### What is expected
Retype each of the entries below exactly as written.

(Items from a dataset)
-=-=-=-=-

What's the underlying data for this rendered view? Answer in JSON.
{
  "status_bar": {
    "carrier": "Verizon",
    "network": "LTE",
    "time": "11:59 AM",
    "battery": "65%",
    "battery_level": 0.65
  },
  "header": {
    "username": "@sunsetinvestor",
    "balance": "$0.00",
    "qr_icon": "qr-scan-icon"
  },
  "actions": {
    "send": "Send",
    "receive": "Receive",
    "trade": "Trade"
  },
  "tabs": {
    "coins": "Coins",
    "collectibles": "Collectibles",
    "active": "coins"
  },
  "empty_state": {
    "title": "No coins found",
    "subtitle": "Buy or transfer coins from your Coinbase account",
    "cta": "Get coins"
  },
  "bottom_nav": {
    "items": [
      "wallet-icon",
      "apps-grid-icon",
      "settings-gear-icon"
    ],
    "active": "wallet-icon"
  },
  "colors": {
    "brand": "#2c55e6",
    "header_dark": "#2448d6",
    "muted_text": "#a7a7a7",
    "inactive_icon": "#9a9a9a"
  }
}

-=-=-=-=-

### Output below
What's the underlying data for this rendered view? Answer in JSON.
{
  "status_bar": {
    "carrier": "Verizon",
    "network": "LTE",
    "time": "11:59 AM",
    "battery": "65%",
    "battery_level": 0.65
  },
  "header": {
    "username": "@sunsetinvestor",
    "balance": "$0.00",
    "qr_icon": "qr-scan-icon"
  },
  "actions": {
    "send": "Send",
    "receive": "Receive",
    "trade": "Trade"
  },
  "tabs": {
    "coins": "Coins",
    "collectibles": "Collectibles",
    "active": "coins"
  },
  "empty_state": {
    "title": "No coins found",
    "subtitle": "Buy or transfer coins from your Coinbase account",
    "cta": "Get coins"
  },
  "bottom_nav": {
    "items": [
      "wallet-icon",
      "apps-grid-icon",
      "settings-gear-icon"
    ],
    "active": "wallet-icon"
  },
  "colors": {
    "brand": "#2c55e6",
    "header_dark": "#2448d6",
    "muted_text": "#a7a7a7",
    "inactive_icon": "#9a9a9a"
  }
}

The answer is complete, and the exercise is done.